By Jim Simpson
Located just down the street from the DeKalb Farmer’s Market, this antique shop features vintage clothing, furniture, vinyl albums, books, objet d’art, musical instruments, old-timey soda pop, jewelry -- you name it, you can find it here. I tend to seek out the books, naturally. I’ve found partial collections of the Harvard Classics from the early 20th century, French biographies from the late 19th century, and this:
A shorthand dictionary published in 1919. I’d always been intrigued by shorthand ever since a good friend took a class years ago, but I’d never studied it. Could this little book help me learn now after all these years? My own handwriting is so terrible, it probably wouldn’t be worth it. As I flipped through the pages, an index card fluttered out: “Margie -- I found this little volume at the Book Sale in the park - thought it might be ‘interesting’ if not helpful.
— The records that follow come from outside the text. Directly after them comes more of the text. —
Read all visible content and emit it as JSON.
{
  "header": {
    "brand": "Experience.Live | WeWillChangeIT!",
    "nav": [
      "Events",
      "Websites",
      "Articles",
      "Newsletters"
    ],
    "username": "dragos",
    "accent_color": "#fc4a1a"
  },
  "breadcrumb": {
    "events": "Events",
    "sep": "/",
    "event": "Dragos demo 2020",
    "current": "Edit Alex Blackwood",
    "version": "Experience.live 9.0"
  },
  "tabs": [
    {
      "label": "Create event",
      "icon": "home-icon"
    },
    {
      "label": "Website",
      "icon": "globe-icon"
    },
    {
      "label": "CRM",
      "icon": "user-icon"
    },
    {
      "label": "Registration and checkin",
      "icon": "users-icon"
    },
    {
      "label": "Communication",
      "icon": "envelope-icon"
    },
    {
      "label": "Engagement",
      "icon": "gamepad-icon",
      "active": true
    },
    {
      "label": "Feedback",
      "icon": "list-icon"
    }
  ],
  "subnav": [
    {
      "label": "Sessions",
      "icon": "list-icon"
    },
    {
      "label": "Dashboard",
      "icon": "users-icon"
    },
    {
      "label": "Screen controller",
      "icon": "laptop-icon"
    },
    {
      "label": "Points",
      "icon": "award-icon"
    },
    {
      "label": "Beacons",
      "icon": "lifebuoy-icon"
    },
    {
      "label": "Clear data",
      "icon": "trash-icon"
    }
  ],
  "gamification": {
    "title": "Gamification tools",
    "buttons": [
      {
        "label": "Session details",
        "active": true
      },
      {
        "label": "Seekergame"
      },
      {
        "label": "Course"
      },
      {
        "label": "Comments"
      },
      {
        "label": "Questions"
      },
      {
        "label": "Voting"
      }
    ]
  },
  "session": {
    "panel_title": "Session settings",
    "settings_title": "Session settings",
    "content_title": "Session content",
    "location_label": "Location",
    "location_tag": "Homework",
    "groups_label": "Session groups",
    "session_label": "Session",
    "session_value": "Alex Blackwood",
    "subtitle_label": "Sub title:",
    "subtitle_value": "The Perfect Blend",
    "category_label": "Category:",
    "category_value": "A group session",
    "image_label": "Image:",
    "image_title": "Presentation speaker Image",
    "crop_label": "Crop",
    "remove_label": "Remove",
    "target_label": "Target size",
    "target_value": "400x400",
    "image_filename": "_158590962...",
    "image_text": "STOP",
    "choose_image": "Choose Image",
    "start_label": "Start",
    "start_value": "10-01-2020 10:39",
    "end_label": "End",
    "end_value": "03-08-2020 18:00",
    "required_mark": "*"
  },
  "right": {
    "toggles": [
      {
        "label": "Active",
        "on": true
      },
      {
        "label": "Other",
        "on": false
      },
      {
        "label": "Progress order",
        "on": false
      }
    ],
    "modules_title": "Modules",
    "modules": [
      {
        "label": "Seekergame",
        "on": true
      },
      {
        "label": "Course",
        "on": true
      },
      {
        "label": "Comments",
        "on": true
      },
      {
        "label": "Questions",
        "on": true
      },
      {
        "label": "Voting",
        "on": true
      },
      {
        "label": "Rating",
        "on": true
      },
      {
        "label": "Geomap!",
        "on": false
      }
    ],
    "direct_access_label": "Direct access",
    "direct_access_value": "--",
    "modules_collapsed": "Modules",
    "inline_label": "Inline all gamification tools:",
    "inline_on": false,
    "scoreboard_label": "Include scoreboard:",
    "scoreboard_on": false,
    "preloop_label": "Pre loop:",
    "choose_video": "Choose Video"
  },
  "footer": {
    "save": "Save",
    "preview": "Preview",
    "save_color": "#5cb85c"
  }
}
John.” Another story. Which park? What Book Sale? Why would Margie find this ‘interesting’? Did John have ulterior motives?
Also at Kudzu, I found a copy of The Herbert Huncke Reader.
Huncke was a writer and poet, and a member of the Beat Generation and is reputed to have coined the term. Fittingly, I found this business card tucked inside the book. It’s from Caffe Vivaldi in the Village in NYC. Looking at the place’s website, it appears to be as stylish as Huncke himself (he died in 1996), but not as gritty and working-class as many of the Beats.